For each entry, output its words exactly and leave any picture behind.

» **The input**
============================================================

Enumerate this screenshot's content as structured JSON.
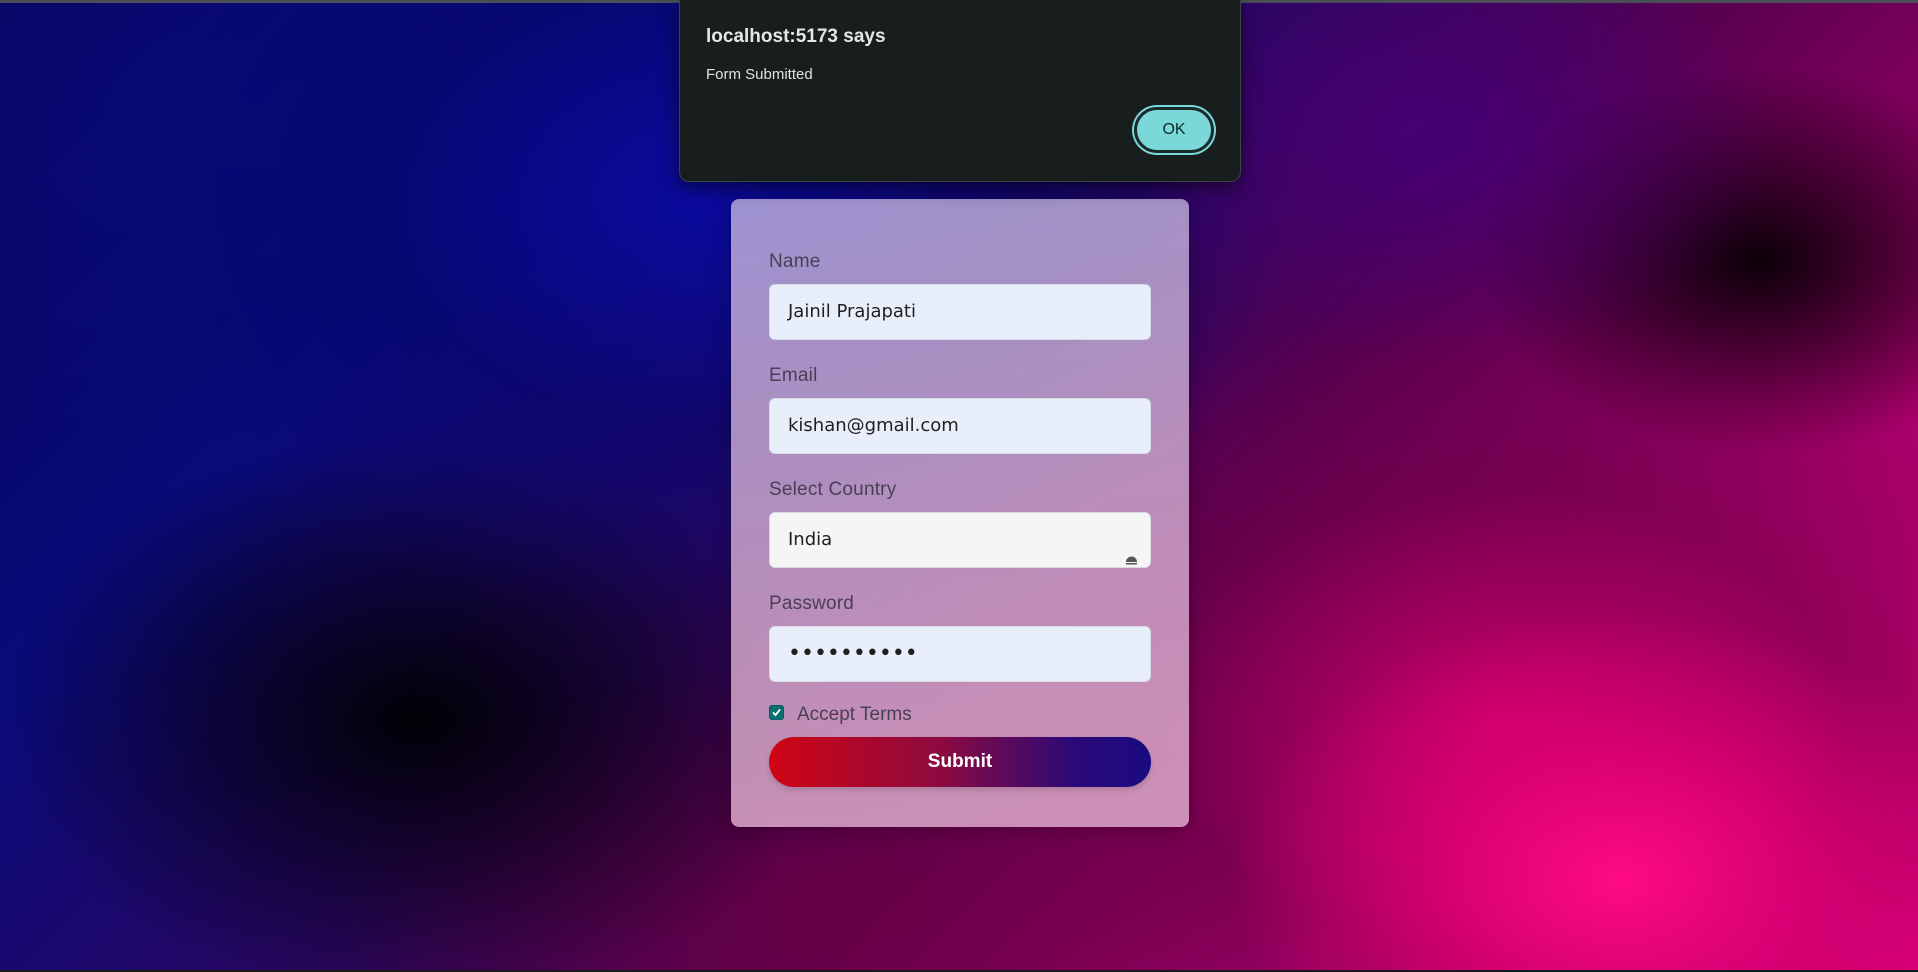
{
  "dialog": {
    "title": "localhost:5173 says",
    "message": "Form Submitted",
    "ok_label": "OK"
  },
  "form": {
    "name": {
      "label": "Name",
      "value": "Jainil Prajapati"
    },
    "email": {
      "label": "Email",
      "value": "kishan@gmail.com"
    },
    "country": {
      "label": "Select Country",
      "selected": "India"
    },
    "password": {
      "label": "Password",
      "masked_value": "••••••••••"
    },
    "terms": {
      "label": "Accept Terms",
      "checked": true
    },
    "submit_label": "Submit"
  },
  "colors": {
    "accent_teal": "#7ad8d8",
    "checkbox": "#0b6f73",
    "submit_gradient_start": "#d00514",
    "submit_gradient_end": "#1a0a80",
    "dialog_bg": "#181e1d"
  },
  "icons": {
    "select_arrow": "dropdown-arrow-icon",
    "checkbox_check": "checkmark-icon"
  }
}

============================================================

» **Output**
Enumerate this screenshot's content as structured JSON.
{
  "dialog": {
    "title": "localhost:5173 says",
    "message": "Form Submitted",
    "ok_label": "OK"
  },
  "form": {
    "name": {
      "label": "Name",
      "value": "Jainil Prajapati"
    },
    "email": {
      "label": "Email",
      "value": "kishan@gmail.com"
    },
    "country": {
      "label": "Select Country",
      "selected": "India"
    },
    "password": {
      "label": "Password",
      "masked_value": "••••••••••"
    },
    "terms": {
      "label": "Accept Terms",
      "checked": true
    },
    "submit_label": "Submit"
  },
  "colors": {
    "accent_teal": "#7ad8d8",
    "checkbox": "#0b6f73",
    "submit_gradient_start": "#d00514",
    "submit_gradient_end": "#1a0a80",
    "dialog_bg": "#181e1d"
  },
  "icons": {
    "select_arrow": "dropdown-arrow-icon",
    "checkbox_check": "checkmark-icon"
  }
}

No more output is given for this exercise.